Task instructions: Counting only lines below that contain the string "date", give the total as a single number.

★ ★ ★ ★ ★ ★ ★

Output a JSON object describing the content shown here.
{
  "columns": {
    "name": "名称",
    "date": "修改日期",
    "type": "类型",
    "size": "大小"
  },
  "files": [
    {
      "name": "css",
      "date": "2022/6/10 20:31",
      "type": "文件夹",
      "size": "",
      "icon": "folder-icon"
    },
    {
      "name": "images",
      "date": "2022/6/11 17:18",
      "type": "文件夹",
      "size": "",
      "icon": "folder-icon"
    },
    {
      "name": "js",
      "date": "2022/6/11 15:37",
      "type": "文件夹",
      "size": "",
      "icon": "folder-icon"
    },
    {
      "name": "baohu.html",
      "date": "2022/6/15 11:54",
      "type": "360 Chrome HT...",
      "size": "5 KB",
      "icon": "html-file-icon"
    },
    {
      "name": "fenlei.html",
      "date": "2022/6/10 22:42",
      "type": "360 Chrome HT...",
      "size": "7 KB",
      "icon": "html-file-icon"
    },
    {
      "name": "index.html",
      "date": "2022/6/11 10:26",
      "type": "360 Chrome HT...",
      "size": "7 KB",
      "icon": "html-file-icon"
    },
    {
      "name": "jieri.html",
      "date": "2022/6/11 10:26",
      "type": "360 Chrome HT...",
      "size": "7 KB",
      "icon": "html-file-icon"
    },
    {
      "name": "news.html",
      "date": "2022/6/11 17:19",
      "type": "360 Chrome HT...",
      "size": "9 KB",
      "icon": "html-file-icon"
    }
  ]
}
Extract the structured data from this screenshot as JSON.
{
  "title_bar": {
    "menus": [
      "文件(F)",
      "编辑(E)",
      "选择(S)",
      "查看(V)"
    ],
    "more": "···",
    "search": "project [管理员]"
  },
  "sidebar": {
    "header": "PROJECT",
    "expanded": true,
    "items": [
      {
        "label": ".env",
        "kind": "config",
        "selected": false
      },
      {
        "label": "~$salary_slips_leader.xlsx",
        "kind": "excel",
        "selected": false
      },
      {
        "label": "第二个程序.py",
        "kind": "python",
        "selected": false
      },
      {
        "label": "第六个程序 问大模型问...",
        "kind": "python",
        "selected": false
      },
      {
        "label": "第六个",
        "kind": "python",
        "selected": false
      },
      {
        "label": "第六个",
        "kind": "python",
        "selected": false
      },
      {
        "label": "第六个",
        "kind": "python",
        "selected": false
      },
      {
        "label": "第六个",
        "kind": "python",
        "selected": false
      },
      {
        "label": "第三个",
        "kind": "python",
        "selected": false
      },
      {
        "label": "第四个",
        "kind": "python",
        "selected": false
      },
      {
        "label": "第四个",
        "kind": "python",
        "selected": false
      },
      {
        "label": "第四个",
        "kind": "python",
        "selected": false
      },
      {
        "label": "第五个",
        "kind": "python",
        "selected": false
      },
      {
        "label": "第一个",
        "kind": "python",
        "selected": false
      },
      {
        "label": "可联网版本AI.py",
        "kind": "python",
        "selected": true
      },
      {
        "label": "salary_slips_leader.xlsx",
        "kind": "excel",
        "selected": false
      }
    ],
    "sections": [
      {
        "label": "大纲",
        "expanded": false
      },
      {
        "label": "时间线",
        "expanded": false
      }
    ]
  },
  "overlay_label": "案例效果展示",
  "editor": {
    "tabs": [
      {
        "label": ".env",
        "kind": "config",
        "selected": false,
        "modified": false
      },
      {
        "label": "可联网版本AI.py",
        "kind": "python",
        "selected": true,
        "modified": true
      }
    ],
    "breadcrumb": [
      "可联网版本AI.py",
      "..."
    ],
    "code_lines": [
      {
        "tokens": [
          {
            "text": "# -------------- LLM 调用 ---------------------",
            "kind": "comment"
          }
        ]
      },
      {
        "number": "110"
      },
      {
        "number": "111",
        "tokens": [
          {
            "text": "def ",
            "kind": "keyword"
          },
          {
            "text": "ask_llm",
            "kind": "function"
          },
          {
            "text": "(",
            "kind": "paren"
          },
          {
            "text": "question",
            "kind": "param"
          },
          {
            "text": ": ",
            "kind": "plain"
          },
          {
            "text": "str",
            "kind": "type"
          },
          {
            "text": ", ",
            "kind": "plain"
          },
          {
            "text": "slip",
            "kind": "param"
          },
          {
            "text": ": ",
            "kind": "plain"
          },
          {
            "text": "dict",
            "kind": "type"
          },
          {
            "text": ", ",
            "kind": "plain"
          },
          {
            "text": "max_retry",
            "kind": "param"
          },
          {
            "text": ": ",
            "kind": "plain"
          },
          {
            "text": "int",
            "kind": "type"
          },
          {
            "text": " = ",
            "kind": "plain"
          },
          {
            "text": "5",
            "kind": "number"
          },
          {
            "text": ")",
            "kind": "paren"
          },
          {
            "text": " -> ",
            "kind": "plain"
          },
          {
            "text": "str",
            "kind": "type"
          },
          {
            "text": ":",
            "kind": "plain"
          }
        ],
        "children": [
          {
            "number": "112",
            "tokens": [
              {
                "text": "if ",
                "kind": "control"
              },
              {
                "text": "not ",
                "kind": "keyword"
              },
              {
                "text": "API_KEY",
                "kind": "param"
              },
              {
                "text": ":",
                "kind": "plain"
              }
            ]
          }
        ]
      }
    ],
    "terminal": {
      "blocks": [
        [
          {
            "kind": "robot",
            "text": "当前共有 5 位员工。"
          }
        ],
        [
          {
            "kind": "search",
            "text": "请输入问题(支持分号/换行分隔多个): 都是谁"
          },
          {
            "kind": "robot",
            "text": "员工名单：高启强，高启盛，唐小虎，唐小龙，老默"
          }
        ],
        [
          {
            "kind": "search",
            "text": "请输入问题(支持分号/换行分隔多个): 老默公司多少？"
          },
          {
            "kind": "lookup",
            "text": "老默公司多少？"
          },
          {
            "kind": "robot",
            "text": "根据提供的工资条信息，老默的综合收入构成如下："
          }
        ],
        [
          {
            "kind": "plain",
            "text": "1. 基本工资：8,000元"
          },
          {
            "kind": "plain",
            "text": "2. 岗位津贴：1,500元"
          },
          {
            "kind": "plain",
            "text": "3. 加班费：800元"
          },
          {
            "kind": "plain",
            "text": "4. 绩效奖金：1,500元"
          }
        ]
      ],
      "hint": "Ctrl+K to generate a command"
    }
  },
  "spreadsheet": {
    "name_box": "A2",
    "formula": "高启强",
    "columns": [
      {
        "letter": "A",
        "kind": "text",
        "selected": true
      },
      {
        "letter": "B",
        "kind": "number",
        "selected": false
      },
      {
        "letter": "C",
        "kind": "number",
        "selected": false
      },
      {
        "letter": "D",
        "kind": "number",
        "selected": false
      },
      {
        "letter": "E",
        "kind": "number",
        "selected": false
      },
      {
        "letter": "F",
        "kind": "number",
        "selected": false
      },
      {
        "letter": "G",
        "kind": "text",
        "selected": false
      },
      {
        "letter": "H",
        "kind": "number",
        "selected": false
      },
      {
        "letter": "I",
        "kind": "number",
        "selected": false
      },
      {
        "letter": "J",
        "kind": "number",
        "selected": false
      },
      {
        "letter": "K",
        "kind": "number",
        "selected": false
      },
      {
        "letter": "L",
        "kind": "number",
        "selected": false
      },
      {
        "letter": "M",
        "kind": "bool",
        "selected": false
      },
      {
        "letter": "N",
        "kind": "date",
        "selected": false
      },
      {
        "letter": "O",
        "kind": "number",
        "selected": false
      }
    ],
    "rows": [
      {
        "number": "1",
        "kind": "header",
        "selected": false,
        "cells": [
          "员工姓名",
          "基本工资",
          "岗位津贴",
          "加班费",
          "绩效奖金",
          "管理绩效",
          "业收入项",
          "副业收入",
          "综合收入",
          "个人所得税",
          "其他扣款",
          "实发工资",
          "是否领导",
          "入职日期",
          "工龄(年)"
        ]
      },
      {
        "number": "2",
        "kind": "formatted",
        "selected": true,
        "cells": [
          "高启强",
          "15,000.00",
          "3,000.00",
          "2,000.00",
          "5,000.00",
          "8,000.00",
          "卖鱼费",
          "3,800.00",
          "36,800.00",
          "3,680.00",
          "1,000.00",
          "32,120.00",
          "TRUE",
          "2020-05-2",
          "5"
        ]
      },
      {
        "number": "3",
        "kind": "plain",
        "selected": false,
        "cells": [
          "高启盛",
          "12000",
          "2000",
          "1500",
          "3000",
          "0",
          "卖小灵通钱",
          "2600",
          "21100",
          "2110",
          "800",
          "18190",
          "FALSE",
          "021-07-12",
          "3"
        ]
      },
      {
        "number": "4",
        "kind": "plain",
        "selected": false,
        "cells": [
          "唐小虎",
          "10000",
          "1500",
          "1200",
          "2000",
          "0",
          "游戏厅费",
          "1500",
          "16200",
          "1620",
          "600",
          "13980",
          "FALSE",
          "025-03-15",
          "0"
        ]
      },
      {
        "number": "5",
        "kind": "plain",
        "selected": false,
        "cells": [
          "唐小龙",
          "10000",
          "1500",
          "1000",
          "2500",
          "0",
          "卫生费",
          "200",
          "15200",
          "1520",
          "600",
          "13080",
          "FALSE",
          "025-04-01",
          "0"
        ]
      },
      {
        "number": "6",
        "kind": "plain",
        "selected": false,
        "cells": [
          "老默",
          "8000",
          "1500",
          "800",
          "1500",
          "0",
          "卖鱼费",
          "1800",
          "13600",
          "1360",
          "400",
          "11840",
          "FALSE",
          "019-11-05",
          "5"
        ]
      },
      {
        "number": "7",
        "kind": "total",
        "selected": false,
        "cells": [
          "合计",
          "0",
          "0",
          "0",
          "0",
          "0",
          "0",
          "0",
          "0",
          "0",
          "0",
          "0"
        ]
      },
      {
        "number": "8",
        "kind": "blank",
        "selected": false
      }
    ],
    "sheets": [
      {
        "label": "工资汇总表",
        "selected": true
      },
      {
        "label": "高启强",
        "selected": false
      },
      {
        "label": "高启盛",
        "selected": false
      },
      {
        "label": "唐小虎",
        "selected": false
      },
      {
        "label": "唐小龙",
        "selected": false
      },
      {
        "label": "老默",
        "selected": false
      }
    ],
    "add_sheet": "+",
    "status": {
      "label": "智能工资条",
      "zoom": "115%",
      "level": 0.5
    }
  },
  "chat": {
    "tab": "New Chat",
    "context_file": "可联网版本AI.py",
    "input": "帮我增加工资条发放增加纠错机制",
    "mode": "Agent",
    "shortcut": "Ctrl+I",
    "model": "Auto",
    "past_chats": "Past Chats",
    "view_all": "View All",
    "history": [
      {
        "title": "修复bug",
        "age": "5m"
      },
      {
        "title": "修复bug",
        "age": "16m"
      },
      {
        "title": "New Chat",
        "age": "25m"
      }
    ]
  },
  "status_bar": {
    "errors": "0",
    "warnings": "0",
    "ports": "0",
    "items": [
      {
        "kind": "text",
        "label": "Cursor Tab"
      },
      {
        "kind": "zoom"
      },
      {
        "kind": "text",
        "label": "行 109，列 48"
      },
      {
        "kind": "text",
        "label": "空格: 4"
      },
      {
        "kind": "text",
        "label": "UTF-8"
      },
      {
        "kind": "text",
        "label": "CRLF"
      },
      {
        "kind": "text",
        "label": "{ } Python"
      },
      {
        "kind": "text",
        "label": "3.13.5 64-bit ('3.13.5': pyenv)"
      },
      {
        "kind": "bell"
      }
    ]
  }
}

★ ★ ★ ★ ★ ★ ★

Written response: 10